Infant weight gain is associated with lower lung function and a higher risk of childhood asthma. Detailed individual childhood growth patterns might be better predictors of childhood respiratory morbidity than the difference between two weight and height measurements. We assessed the associations of early childhood growth patterns with lung function and asthma at the age of 10 years and whether the child's current body mass index (BMI) influenced any association.Methods
We derived peak height and weight growth velocity, BMI at adiposity peak, and age at adiposity peak from longitudinally measured weight and height data in the first 3 years of life of 4435 children enrolled in a population-based prospective cohort study. At 10 years of age, spirometry was performed and current asthma was assessed by questionnaire. Spirometry outcomes included forced vital capacity (FVC), forced expiratory volume in 1 s (FEV1), FEV1/FVC ratio, and forced expiratory flow after exhaling 75% of vital capacity (FEF75).Results
Greater peak weight velocity was associated with higher FVC but lower FEV1/FVC and FEF75. Greater BMI at adiposity peak was associated with higher FVC and FEV1 but lower FEV1/FVC and FEF75. Greater age at adiposity peak was associated with higher FVC, FEV1, FEV1/FVC and FEF75, particularly in children with a small size at birth, and lower odds of current asthma in boys. The child's current BMI only explained the associations of peak weight velocity and BMI at adiposity peak with FVC and FEV1. Peak height velocity was not consistently associated with impaired lung function or asthma.Conclusion

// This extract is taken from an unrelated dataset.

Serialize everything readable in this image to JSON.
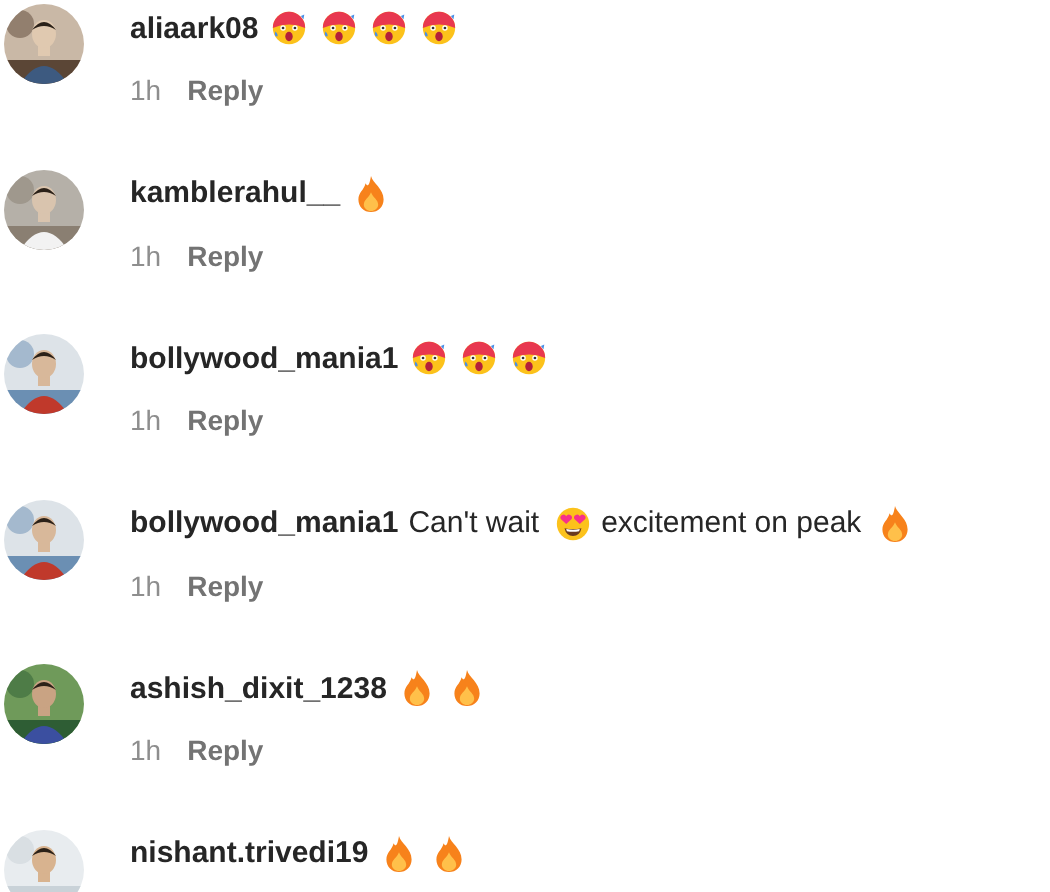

Peak weight velocity and BMI at adiposity peak were associated with reduced airway patency in relation to lung volume, whereas age at adiposity peak was associated with higher lung function parameters and lower risk of asthma at 10 years, particularly in boys.